    159. ^ "Nord Stream 2 pipeline proves to be a sticking point in Biden and new German chancellor's show of unity".
    160. ^ "Biden, German chancellor present united front amid tensions with Russia over Ukraine". ABC News.
    161. ^ Allen, Nick (8 February 2022). "Once again, German Chancellor Olaf Scholz offers only evasions on Russia". The Telegraph.
    162. ^ "Why Germany pipes down when talk turns to Nord Stream 2 sanctions". 8 February 2022.
    163. ^ "Olaf Scholz's journey into Putin's lion's den". Financial Times. 14 February 2022.
    164. ^ "Putin says Nord Stream 2 would cement Europe's energy security". Reuters. 15 February 2022.
    165. ^ Huggler, Justin (14 February 2022). "Olaf Scholz flies to Kyiv but remains silent on the Russian gas pipeline". The Telegraph. Retrieved 3 October 2022.
    166. ^ "Germany to upgrade two ports 'quickly' to receive shipped gas". Politico. 27 February 2022. Retrieved 8 August 2022.
    167. ^ a b c d Oltermann, Philip (8 August 2022). "'We got too comfortable': the race to build an LNG terminal in north Germany". The Guardian. Retrieved 8 August 2022.
    168. ^ H.T. (7 August 2018). "Why Nord Stream 2 is the world's most controversial energy project". The Economist. Retrieved 7 August 2018. it also makes Europe more dependent on Russian gas and pipelines at a time when its own supplies are dwindling.
    169. ^ About: Vin Roberti. Roberti Global website Retrieved 12 February 2022.
    170. ^ Team biography. BGR website 12 February 2022.
    171. ^ Anna Massoglia. (2 December 2021). "Millions in lobbying spending pour into fight over sanctions on Russia's Nord Stream 2 oil pipeline". Open Secrets website Retrieved 12 February 2022.
    172. ^ Michael Collins. (12 February 2022).'Wakeup call for Americans': Russia, Ukraine in behind-the-scenes lobbying war over Nord Stream 2 USA Today. Retrieved 12 February 2022.
    173. ^ "Utslippene fra Nord Stream 2 minsker langsomt". Tu.no (in Norwegian). Teknisk Ukeblad. 10 October 2022.
    174. ^ Povaliaieva, Olha (29 September 2022). "4 Holes and 1 Death of "Nord Streams"". GTInvest. Retrieved 29 September 2022.{{cite web}}: CS1 maint: url-status (link)
    175. ^ Reuters (29 September 2022). "Putin calls 'sabotage' against Nord Stream an 'act of international terrorism' -Kremlin". Reuters. Retrieved 21 October 2022.

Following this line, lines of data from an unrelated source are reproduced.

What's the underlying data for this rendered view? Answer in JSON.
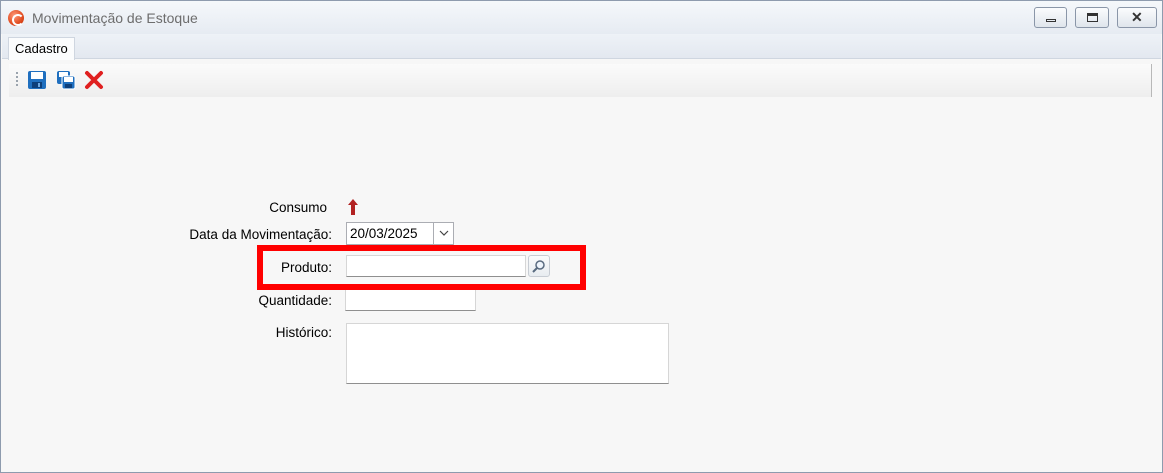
{
  "window": {
    "title": "Movimentação de Estoque",
    "icon": "app-logo-icon",
    "controls": [
      "minimize",
      "maximize",
      "close"
    ]
  },
  "menu": {
    "tabs": [
      {
        "label": "Cadastro"
      }
    ]
  },
  "toolbar": {
    "buttons": [
      {
        "name": "save",
        "icon": "floppy-disk-icon",
        "color": "#1f6fbf"
      },
      {
        "name": "save-copy",
        "icon": "copy-save-icon",
        "color": "#1f6fbf"
      },
      {
        "name": "delete",
        "icon": "red-x-icon",
        "color": "#e02020"
      }
    ]
  },
  "form": {
    "consumo": {
      "label": "Consumo",
      "icon": "arrow-up-icon",
      "icon_color": "#b22222"
    },
    "data_movimentacao": {
      "label": "Data da Movimentação:",
      "value": "20/03/2025"
    },
    "produto": {
      "label": "Produto:",
      "value": ""
    },
    "quantidade": {
      "label": "Quantidade:",
      "value": ""
    },
    "historico": {
      "label": "Histórico:",
      "value": ""
    }
  },
  "highlight_color": "#ff0000"
}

    176. ^ Cordell, Jake; Chestney, Nina; Chestney, Nina (30 September 2022). "Putin accuses West of blowing up pipelines as Europe steps up vigilance". Reuters. Retrieved 21 October 2022.
    177. ^ Gardner, Timothy; Lewis, Simon (30 September 2022). "U.S. has much to gain from Nord Stream damage, Russia says at U.N." Reuters. Retrieved 21 October 2022.

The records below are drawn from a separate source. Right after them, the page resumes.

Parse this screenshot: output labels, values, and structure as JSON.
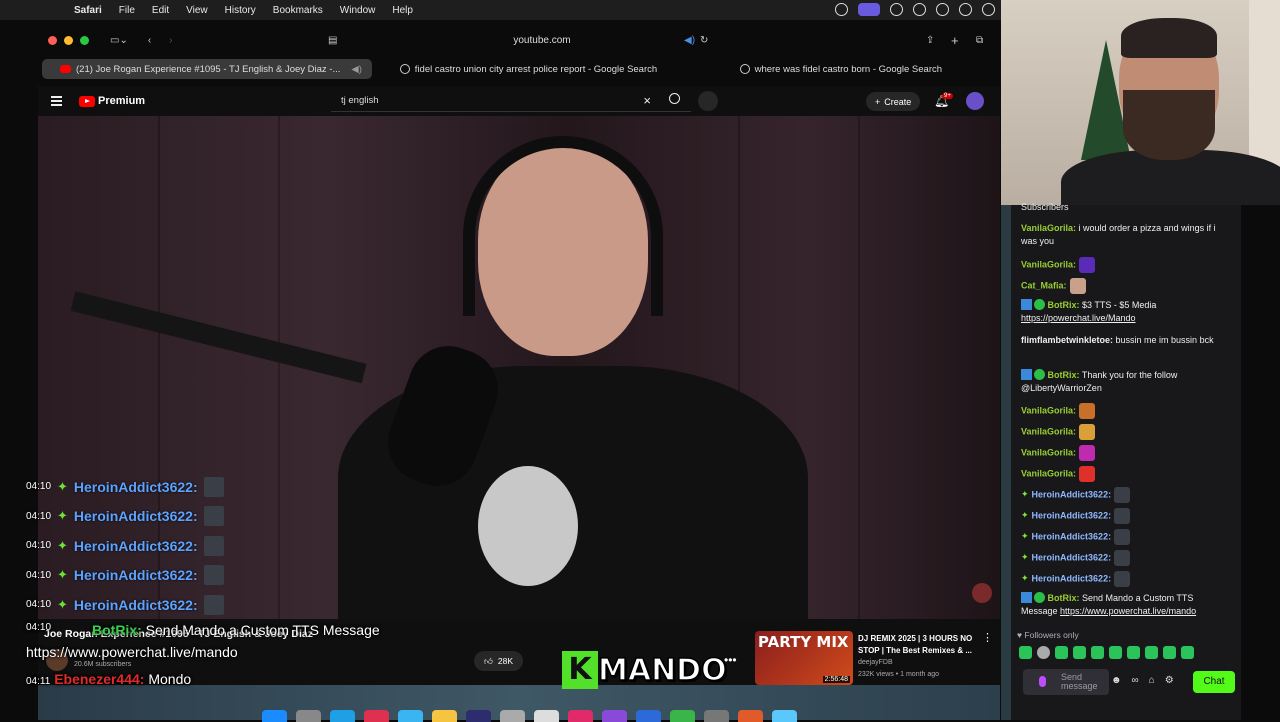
{
  "menubar": {
    "app": "Safari",
    "items": [
      "File",
      "Edit",
      "View",
      "History",
      "Bookmarks",
      "Window",
      "Help"
    ]
  },
  "browser": {
    "url": "youtube.com",
    "tabs": [
      {
        "title": "(21) Joe Rogan Experience #1095 - TJ English & Joey Diaz -...",
        "active": true
      },
      {
        "title": "fidel castro union city arrest police report - Google Search",
        "active": false
      },
      {
        "title": "where was fidel castro born - Google Search",
        "active": false
      }
    ]
  },
  "youtube": {
    "logo": "Premium",
    "search_value": "tj english",
    "create_label": "Create",
    "notif_count": "9+",
    "video_title": "Joe Rogan Experience #1095 - TJ English & Joey Diaz",
    "subscribers": "20.6M subscribers",
    "likes": "28K",
    "rec": {
      "thumb_text": "PARTY MIX",
      "duration": "2:56:48",
      "title": "DJ REMIX 2025 | 3 HOURS NO STOP | The Best Remixes & ...",
      "channel": "deejayFDB",
      "views": "232K views • 1 month ago"
    }
  },
  "overlay_chat": {
    "rows": [
      {
        "time": "04:10",
        "user": "HeroinAddict3622:"
      },
      {
        "time": "04:10",
        "user": "HeroinAddict3622:"
      },
      {
        "time": "04:10",
        "user": "HeroinAddict3622:"
      },
      {
        "time": "04:10",
        "user": "HeroinAddict3622:"
      },
      {
        "time": "04:10",
        "user": "HeroinAddict3622:"
      }
    ],
    "bot_line_time": "04:10",
    "bot_user": "BotRix:",
    "bot_text": "Send Mando a Custom TTS Message",
    "bot_link": "https://www.powerchat.live/mando",
    "last_time": "04:11",
    "last_user": "Ebenezer444:",
    "last_text": "Mondo"
  },
  "stream_logo": {
    "k": "K",
    "name": "MANDO"
  },
  "chat": {
    "header": "Subscribers",
    "messages": [
      {
        "user": "VanilaGorila:",
        "text": "i would order a pizza and wings if i was you"
      },
      {
        "user": "VanilaGorila:",
        "text": ""
      },
      {
        "user": "Cat_Mafia:",
        "text": ""
      },
      {
        "user": "BotRix:",
        "text": "$3 TTS - $5 Media",
        "link": "https://powerchat.live/Mando"
      },
      {
        "user": "flimflambetwinkletoe:",
        "text": "bussin me im bussin bck"
      },
      {
        "user": "BotRix:",
        "text": "Thank you for the follow @LibertyWarriorZen"
      },
      {
        "user": "VanilaGorila:",
        "text": ""
      },
      {
        "user": "VanilaGorila:",
        "text": ""
      },
      {
        "user": "VanilaGorila:",
        "text": ""
      },
      {
        "user": "VanilaGorila:",
        "text": ""
      },
      {
        "user": "HeroinAddict3622:",
        "text": ""
      },
      {
        "user": "HeroinAddict3622:",
        "text": ""
      },
      {
        "user": "HeroinAddict3622:",
        "text": ""
      },
      {
        "user": "HeroinAddict3622:",
        "text": ""
      },
      {
        "user": "HeroinAddict3622:",
        "text": ""
      },
      {
        "user": "BotRix:",
        "text": "Send Mando a Custom TTS Message",
        "link": "https://www.powerchat.live/mando"
      }
    ],
    "followers_only": "Followers only",
    "input_placeholder": "Send message",
    "chat_button": "Chat"
  },
  "colors": {
    "kick_green": "#53fc18",
    "yt_red": "#ff0000"
  }
}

    178. ^ "Putin says Russia can supply EU with gas via Nord Stream 2". Al Arabiya English. 12 October 2022. Retrieved 21 October 2022.

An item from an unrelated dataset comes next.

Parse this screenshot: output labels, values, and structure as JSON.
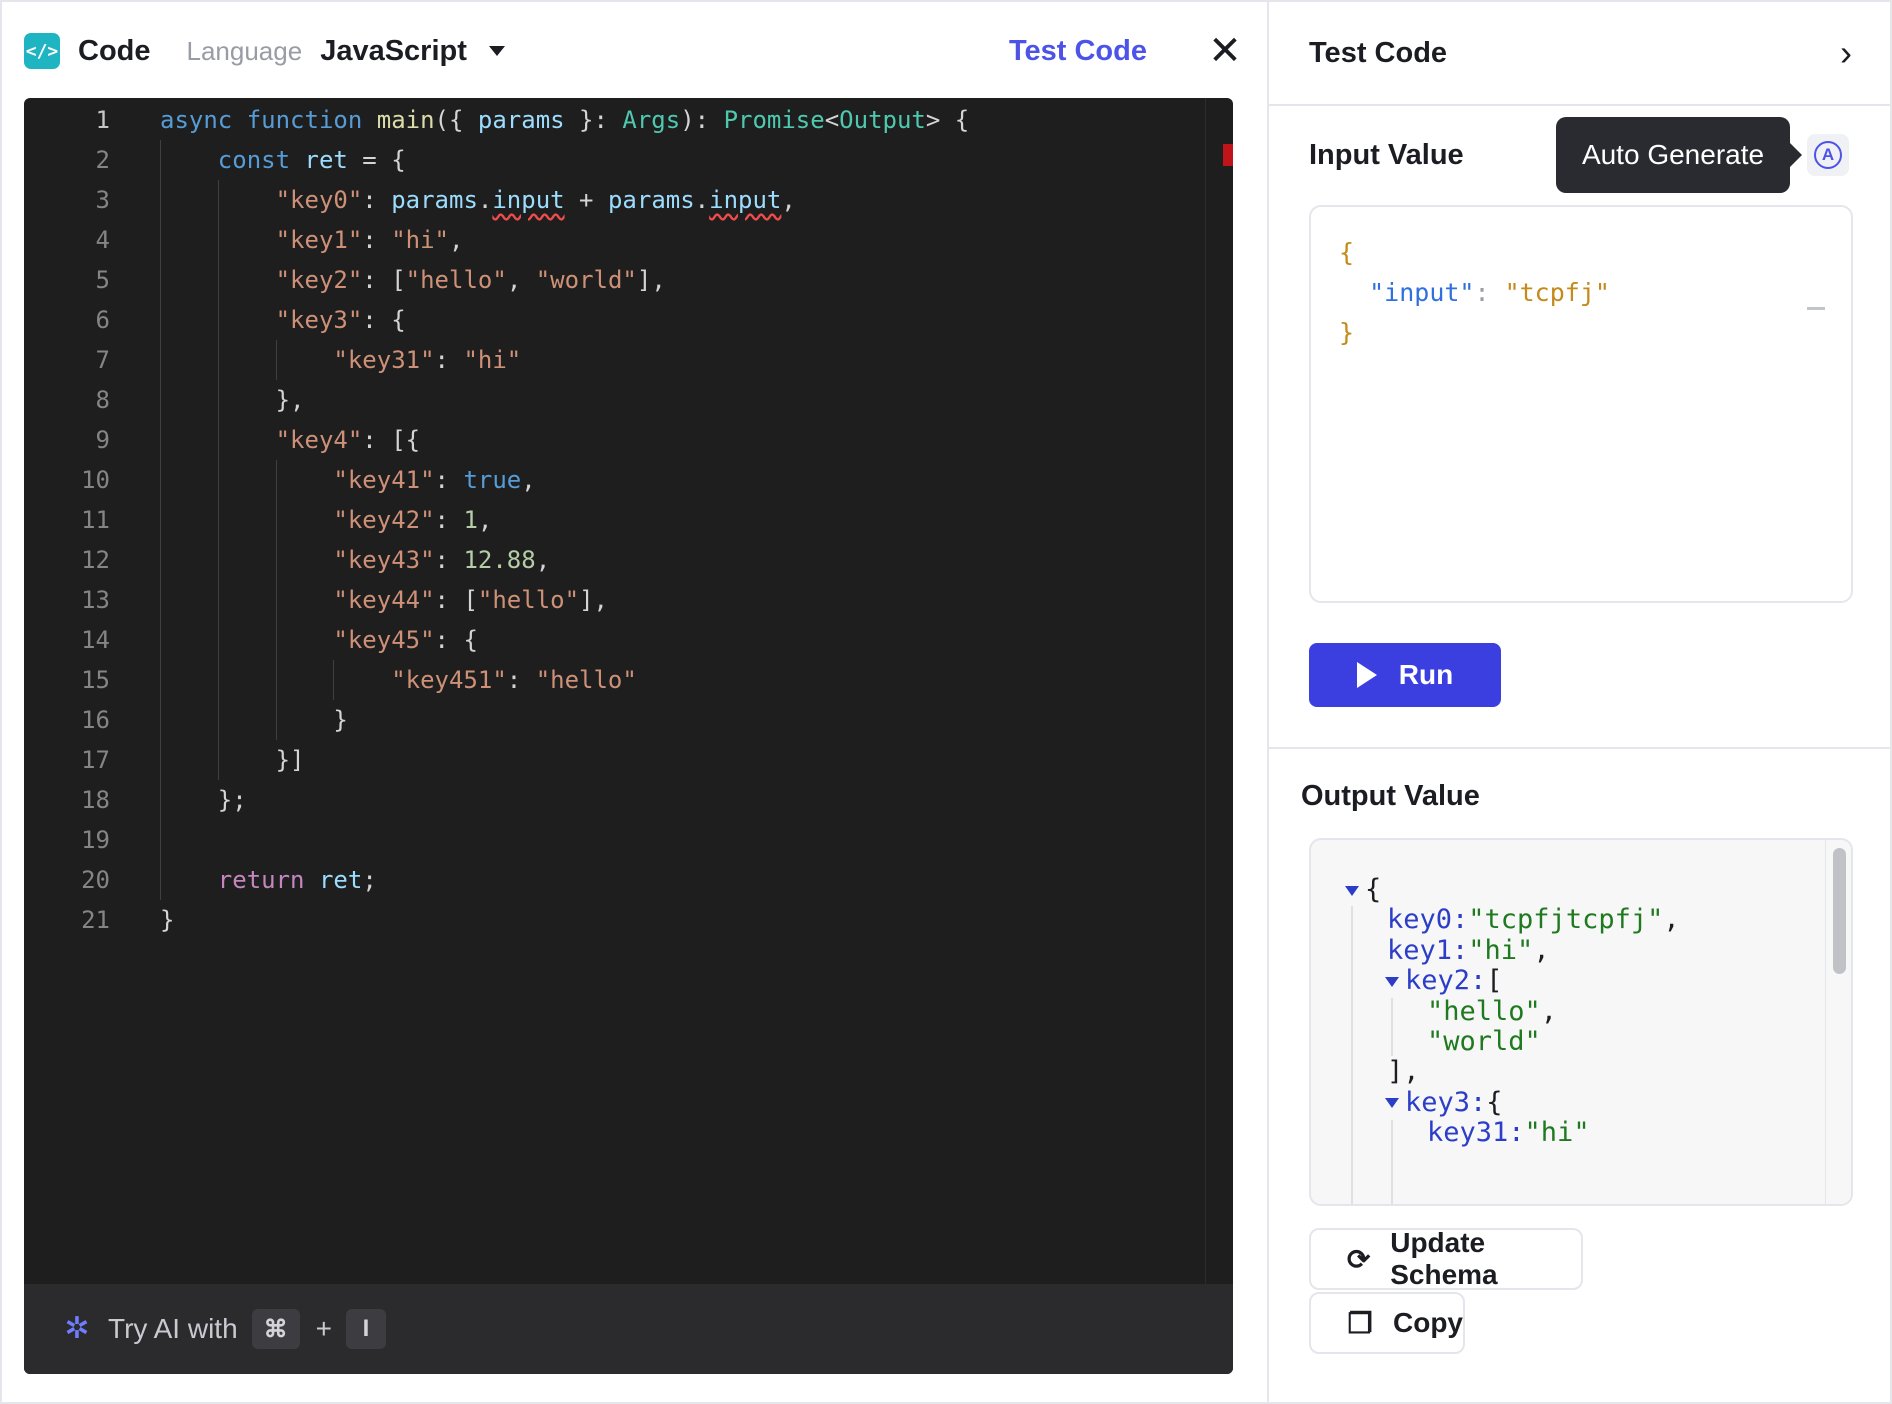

    179. ^ "Putin offers to boost gas supplies to Europe via Nord Stream 2". www.aljazeera.com. Retrieved 21 October 2022.
    180. ^ "West rejects Putin's claim it sabotaged Nord Stream gas pipelines". PBS NewsHour. 30 September 2022. Retrieved 21 October 2022.

    External links

    • Media related to Nord Stream 2 at Wikimedia Commons
    • Official website
    • v
    • t
    • e
    Pipeline systems of Russia by year of launch
    Natural gas pipelines
    Major russian gas pipelines to europe.png
    Petroleum (oil) pipelines
    Other pipelines